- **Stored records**
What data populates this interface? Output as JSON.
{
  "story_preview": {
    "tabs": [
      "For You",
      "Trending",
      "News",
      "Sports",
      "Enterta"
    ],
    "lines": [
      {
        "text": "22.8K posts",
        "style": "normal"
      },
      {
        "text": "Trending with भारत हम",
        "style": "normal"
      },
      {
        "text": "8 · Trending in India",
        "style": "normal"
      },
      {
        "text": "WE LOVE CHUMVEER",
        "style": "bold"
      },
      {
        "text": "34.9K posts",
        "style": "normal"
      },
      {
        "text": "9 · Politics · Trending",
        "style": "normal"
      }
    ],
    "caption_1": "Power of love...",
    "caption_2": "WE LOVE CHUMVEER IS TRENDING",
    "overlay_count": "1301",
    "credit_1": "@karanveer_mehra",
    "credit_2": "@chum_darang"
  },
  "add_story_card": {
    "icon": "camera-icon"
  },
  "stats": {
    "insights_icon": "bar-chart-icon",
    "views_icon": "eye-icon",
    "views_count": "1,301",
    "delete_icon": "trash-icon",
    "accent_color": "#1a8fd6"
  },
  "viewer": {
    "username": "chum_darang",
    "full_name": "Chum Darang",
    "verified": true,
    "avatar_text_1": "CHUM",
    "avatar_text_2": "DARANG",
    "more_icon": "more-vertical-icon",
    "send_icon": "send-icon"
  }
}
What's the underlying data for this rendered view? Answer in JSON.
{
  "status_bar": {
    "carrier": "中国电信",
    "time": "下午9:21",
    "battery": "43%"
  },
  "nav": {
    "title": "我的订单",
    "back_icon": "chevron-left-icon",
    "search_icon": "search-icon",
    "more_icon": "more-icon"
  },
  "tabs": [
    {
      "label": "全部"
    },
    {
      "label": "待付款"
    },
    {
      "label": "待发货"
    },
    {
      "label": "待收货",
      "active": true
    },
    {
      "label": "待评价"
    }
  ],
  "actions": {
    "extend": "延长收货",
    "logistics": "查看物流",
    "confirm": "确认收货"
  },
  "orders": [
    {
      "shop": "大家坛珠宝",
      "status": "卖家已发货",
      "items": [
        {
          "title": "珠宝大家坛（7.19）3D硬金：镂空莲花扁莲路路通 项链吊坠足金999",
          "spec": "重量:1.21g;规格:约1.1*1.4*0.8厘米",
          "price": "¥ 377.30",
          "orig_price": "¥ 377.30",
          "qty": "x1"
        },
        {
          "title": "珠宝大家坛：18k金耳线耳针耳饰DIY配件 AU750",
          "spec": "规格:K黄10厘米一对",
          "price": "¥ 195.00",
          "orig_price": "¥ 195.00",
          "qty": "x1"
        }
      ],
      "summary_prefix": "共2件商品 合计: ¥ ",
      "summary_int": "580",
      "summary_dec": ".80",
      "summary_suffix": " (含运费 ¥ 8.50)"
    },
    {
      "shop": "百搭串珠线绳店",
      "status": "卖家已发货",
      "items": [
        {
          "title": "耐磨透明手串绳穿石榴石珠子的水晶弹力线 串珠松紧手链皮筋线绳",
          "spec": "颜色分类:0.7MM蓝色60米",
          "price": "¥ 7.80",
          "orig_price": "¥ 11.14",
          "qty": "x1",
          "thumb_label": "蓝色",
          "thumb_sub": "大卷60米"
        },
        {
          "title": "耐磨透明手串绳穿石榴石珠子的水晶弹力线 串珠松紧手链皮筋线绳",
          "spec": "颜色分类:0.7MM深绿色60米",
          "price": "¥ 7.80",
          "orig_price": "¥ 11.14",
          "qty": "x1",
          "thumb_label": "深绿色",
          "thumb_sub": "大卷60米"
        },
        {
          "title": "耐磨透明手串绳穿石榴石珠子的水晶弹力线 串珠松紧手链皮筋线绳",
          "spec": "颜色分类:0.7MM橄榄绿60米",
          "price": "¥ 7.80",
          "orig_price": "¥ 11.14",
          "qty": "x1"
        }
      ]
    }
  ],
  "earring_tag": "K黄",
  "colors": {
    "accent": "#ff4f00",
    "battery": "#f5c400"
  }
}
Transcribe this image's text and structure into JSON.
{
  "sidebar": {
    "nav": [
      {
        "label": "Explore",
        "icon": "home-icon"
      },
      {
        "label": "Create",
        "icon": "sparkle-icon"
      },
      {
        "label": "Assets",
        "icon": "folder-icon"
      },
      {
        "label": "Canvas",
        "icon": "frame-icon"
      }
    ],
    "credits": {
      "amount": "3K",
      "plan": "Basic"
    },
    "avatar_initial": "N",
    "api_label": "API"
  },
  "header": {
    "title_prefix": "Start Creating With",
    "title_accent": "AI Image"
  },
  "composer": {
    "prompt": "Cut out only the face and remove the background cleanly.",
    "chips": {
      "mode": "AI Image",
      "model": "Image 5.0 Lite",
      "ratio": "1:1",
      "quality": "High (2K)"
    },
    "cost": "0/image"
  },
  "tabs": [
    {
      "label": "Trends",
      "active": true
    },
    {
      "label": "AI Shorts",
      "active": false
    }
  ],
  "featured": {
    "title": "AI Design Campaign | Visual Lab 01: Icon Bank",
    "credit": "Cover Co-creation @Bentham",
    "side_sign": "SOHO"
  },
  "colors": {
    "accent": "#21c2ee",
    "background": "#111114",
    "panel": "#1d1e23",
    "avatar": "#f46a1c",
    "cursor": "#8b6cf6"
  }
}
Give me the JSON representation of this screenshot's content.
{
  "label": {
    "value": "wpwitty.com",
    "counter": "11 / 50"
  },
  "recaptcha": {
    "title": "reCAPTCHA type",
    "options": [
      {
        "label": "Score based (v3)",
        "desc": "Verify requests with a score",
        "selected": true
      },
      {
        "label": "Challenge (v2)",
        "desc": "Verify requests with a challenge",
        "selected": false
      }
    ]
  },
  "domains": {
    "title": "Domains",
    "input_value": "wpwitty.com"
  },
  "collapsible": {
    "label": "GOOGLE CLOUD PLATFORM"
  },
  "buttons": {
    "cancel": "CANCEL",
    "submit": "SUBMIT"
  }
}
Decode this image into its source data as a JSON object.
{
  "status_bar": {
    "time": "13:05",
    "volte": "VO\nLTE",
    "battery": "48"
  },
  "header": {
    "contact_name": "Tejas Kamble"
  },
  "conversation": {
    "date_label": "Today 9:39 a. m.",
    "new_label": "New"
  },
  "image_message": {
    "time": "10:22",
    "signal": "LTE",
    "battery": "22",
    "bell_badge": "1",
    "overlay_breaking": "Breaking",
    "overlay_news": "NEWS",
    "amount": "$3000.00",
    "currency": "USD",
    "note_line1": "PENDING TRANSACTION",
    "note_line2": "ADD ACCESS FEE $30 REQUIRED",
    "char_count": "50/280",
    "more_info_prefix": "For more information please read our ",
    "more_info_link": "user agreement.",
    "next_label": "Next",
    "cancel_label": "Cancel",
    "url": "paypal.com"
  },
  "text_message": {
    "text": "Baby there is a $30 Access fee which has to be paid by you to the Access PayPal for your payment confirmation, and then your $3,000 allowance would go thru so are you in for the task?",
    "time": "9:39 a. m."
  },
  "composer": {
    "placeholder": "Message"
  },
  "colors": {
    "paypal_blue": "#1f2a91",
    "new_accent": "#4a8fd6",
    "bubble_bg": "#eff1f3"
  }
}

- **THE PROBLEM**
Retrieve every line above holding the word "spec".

- **RESPONSE AREA**
          "spec": "重量:1.21g;规格:约1.1*1.4*0.8厘米",
          "spec": "规格:K黄10厘米一对",
          "spec": "颜色分类:0.7MM蓝色60米",
          "spec": "颜色分类:0.7MM深绿色60米",
          "spec": "颜色分类:0.7MM橄榄绿60米",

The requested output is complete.